→ Exercise instructions:
Your answer should hold every line of the records below that contains the string "this".

→ Excerpted records:

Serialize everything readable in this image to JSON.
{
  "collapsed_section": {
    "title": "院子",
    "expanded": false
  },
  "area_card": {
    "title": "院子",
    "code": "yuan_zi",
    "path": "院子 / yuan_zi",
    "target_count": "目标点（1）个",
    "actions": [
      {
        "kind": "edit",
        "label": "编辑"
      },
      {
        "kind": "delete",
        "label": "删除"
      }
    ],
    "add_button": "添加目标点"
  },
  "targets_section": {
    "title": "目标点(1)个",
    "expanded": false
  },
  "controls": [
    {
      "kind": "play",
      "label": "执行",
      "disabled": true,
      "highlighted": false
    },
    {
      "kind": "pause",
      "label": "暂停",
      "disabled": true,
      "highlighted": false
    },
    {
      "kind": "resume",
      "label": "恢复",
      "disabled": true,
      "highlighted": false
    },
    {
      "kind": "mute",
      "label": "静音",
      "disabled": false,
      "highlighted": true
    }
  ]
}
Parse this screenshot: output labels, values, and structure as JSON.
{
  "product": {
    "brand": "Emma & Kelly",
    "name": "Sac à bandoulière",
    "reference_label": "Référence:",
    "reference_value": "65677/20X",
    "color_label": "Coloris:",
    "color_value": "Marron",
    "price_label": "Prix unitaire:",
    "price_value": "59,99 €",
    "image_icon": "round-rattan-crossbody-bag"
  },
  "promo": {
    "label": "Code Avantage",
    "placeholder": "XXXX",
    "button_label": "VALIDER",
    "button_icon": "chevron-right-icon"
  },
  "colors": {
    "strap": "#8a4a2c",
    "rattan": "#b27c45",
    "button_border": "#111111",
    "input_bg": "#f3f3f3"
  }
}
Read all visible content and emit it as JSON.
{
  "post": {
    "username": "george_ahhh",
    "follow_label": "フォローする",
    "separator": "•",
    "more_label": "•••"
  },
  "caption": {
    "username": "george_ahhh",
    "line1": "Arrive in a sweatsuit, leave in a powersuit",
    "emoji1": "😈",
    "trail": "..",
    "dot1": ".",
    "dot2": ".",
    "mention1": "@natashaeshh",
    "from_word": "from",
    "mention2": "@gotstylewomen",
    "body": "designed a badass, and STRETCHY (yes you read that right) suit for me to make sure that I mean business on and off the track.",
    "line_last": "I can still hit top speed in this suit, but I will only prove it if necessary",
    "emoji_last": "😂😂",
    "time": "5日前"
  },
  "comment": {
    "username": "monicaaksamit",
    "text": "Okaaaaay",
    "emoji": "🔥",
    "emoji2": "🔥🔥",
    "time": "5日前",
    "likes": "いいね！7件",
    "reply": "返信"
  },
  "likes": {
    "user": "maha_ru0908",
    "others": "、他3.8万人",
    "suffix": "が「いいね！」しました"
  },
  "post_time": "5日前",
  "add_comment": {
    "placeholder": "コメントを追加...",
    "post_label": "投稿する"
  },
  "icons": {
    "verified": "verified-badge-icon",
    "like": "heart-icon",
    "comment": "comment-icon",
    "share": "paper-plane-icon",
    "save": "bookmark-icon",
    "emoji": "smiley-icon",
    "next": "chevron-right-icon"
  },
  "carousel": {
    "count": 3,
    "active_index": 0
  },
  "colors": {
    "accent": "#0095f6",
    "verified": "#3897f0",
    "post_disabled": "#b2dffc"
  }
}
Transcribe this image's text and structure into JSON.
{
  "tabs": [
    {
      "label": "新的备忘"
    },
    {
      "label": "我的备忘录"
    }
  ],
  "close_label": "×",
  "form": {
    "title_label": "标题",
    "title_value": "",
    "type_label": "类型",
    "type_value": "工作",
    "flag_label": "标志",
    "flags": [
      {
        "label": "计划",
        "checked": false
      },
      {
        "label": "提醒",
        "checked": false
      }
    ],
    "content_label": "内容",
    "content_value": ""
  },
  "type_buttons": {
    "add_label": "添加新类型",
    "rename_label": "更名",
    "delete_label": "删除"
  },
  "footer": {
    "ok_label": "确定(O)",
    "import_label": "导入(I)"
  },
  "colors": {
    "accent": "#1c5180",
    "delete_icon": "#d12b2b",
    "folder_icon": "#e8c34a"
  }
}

→ Written response:
Serialize everything readable in this image to JSON.
Parse this screenshot: output labels, values, and structure as JSON.
    "line_last": "I can still hit top speed in this suit, but I will only prove it if necessary",
Transcribe this image's text and structure into JSON.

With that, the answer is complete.